Search term "title": please copy every line of the records below that contains it.

─── Records supplied ───

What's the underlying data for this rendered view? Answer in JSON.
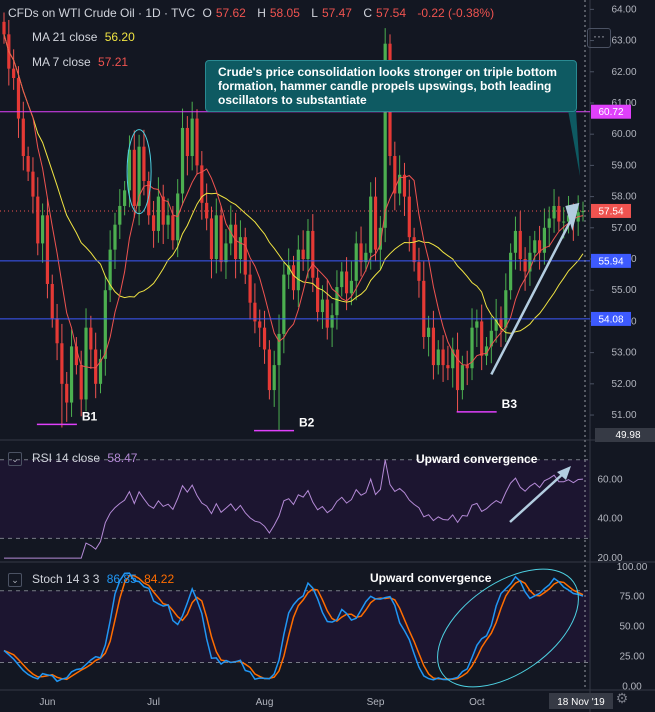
{
  "header": {
    "symbol": "CFDs on WTI Crude Oil · 1D · TVC",
    "open_label": "O",
    "open": "57.62",
    "high_label": "H",
    "high": "58.05",
    "low_label": "L",
    "low": "57.47",
    "close_label": "C",
    "close": "57.54",
    "change": "-0.22 (-0.38%)"
  },
  "ma21": {
    "label": "MA 21 close",
    "value": "56.20",
    "color": "#f0e442"
  },
  "ma7": {
    "label": "MA 7 close",
    "value": "57.21",
    "color": "#ef5350"
  },
  "callout": "Crude's price consolidation looks stronger on triple bottom formation, hammer candle propels upswings, both leading oscillators to substantiate",
  "rsi": {
    "label": "RSI 14 close",
    "value": "58.47",
    "color": "#b48ad6",
    "annotation": "Upward convergence"
  },
  "stoch": {
    "label": "Stoch 14 3 3",
    "k": "86.85",
    "d": "84.22",
    "k_color": "#2196f3",
    "d_color": "#ff6d00",
    "annotation": "Upward convergence"
  },
  "chart_data": [
    {
      "type": "candlestick",
      "title": "CFDs on WTI Crude Oil · 1D · TVC",
      "x_ticks": [
        "Jun",
        "Jul",
        "Aug",
        "Sep",
        "Oct",
        "Nov"
      ],
      "cursor_date": "18 Nov '19",
      "y_ticks": [
        51.0,
        52.0,
        53.0,
        54.0,
        55.0,
        56.0,
        57.0,
        58.0,
        59.0,
        60.0,
        61.0,
        62.0,
        63.0,
        64.0
      ],
      "ylim": [
        50.2,
        64.3
      ],
      "horizontal_levels": [
        {
          "value": 60.72,
          "label": "60.72",
          "color": "#e040fb"
        },
        {
          "value": 55.94,
          "label": "55.94",
          "color": "#3d5afe"
        },
        {
          "value": 54.08,
          "label": "54.08",
          "color": "#3d5afe"
        },
        {
          "value": 49.98,
          "label": "49.98",
          "color": "#787b86"
        }
      ],
      "last_price": {
        "value": 57.54,
        "label": "57.54",
        "color": "#ef5350"
      },
      "bottom_labels": [
        {
          "label": "B1",
          "date_index": 12,
          "price": 50.7
        },
        {
          "label": "B2",
          "date_index": 57,
          "price": 50.5
        },
        {
          "label": "B3",
          "date_index": 99,
          "price": 51.1
        }
      ],
      "closes": [
        63.2,
        62.1,
        61.8,
        60.5,
        59.3,
        58.8,
        58.0,
        56.5,
        57.4,
        55.2,
        54.1,
        53.3,
        52.0,
        51.4,
        53.2,
        52.6,
        51.5,
        53.8,
        53.1,
        52.0,
        52.8,
        55.0,
        56.3,
        57.1,
        57.7,
        58.2,
        59.5,
        57.7,
        59.6,
        58.5,
        57.4,
        56.9,
        58.0,
        57.1,
        57.4,
        56.6,
        58.1,
        60.2,
        59.3,
        60.5,
        59.0,
        57.8,
        57.3,
        56.0,
        57.4,
        55.9,
        56.5,
        57.1,
        56.0,
        56.7,
        55.5,
        54.6,
        54.0,
        53.8,
        53.1,
        51.8,
        52.6,
        53.6,
        55.5,
        55.8,
        55.0,
        56.3,
        56.0,
        56.9,
        55.4,
        54.3,
        54.7,
        53.8,
        54.2,
        55.1,
        55.6,
        54.9,
        55.3,
        56.5,
        55.9,
        56.2,
        58.0,
        56.3,
        57.0,
        62.9,
        59.3,
        58.1,
        58.7,
        58.0,
        56.7,
        55.9,
        55.3,
        53.5,
        53.8,
        52.6,
        53.1,
        52.6,
        52.5,
        53.1,
        51.8,
        52.6,
        52.5,
        53.8,
        54.0,
        52.9,
        53.2,
        53.7,
        54.1,
        53.8,
        55.0,
        56.2,
        56.9,
        56.0,
        55.6,
        56.2,
        56.6,
        56.2,
        57.0,
        57.3,
        57.7,
        57.2,
        57.2,
        57.4,
        57.2,
        57.5,
        57.54
      ],
      "ma21_close_last": 56.2,
      "ma7_close_last": 57.21
    },
    {
      "type": "line",
      "title": "RSI 14 close",
      "y_ticks": [
        20.0,
        40.0,
        60.0
      ],
      "ylim": [
        18,
        78
      ],
      "bands": [
        30,
        70
      ],
      "last_value": 58.47,
      "trend_arrow": true
    },
    {
      "type": "line",
      "title": "Stoch 14 3 3",
      "series": [
        {
          "name": "%K",
          "last": 86.85
        },
        {
          "name": "%D",
          "last": 84.22
        }
      ],
      "y_ticks": [
        0.0,
        25.0,
        50.0,
        75.0,
        100.0
      ],
      "ylim": [
        -3,
        104
      ],
      "bands": [
        20,
        80
      ],
      "highlight_ellipse": true
    }
  ]
}
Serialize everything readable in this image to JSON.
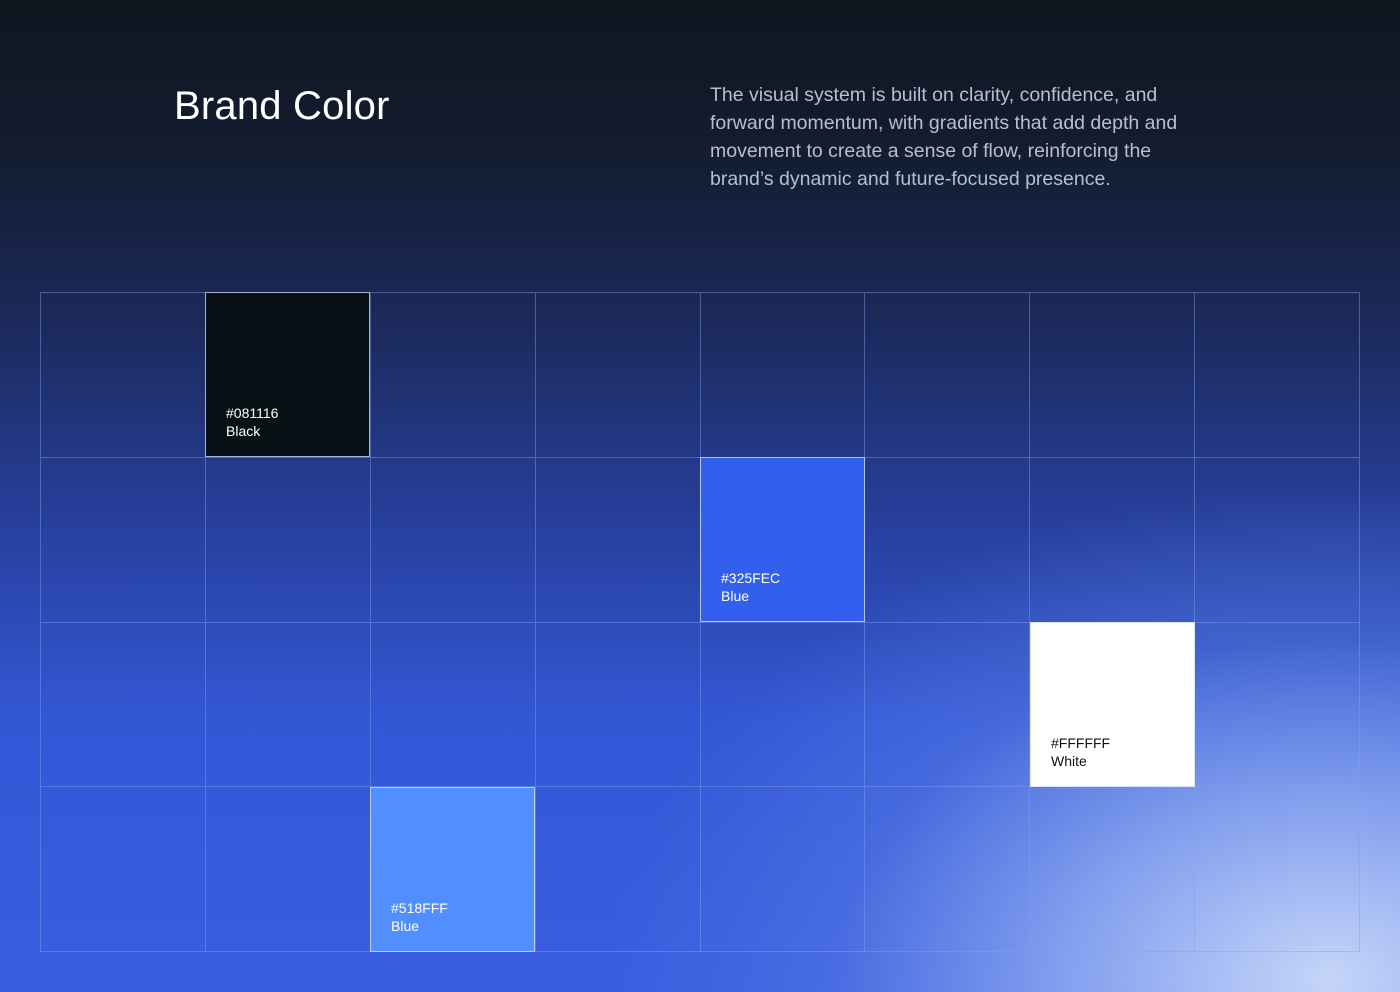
{
  "header": {
    "title": "Brand Color",
    "description": "The visual system is built on clarity, confidence, and forward momentum, with gradients that add depth and movement to create a sense of flow, reinforcing the brand’s dynamic and future-focused presence."
  },
  "swatches": [
    {
      "hex": "#081116",
      "name": "Black",
      "color": "#081116",
      "text_color": "#ffffff"
    },
    {
      "hex": "#325FEC",
      "name": "Blue",
      "color": "#325FEC",
      "text_color": "#ffffff"
    },
    {
      "hex": "#FFFFFF",
      "name": "White",
      "color": "#FFFFFF",
      "text_color": "#081116"
    },
    {
      "hex": "#518FFF",
      "name": "Blue",
      "color": "#518FFF",
      "text_color": "#ffffff"
    }
  ]
}
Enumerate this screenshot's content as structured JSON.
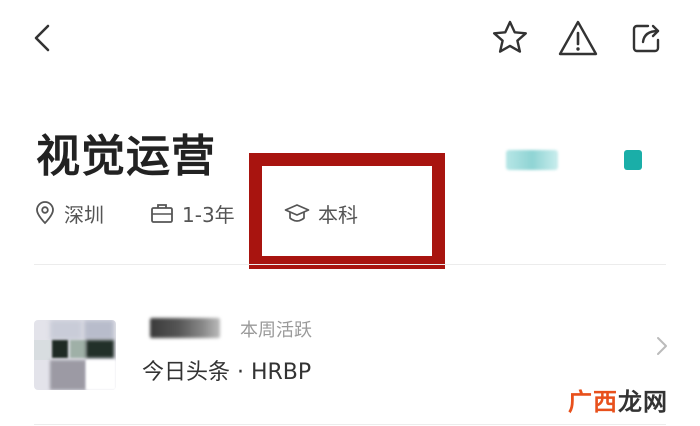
{
  "job": {
    "title": "视觉运营",
    "location": "深圳",
    "experience": "1-3年",
    "education": "本科"
  },
  "recruiter": {
    "active_status": "本周活跃",
    "company_role": "今日头条 · HRBP"
  },
  "watermark": {
    "part1": "广西",
    "part2": "龙网"
  },
  "icons": {
    "back": "chevron-left-icon",
    "favorite": "star-icon",
    "report": "warning-icon",
    "share": "share-icon",
    "location": "location-pin-icon",
    "experience": "briefcase-icon",
    "education": "graduation-cap-icon",
    "row_arrow": "chevron-right-icon"
  },
  "colors": {
    "highlight_box": "#a8140f",
    "salary_accent": "#1aaea8",
    "watermark_orange": "#e8501c"
  }
}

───

(Answer to the exercise):
      "title": "CFDs on WTI Crude Oil · 1D · TVC",
      "title": "RSI 14 close",
      "title": "Stoch 14 3 3",
    "title": "Brand Color",
    "title": "视觉运营",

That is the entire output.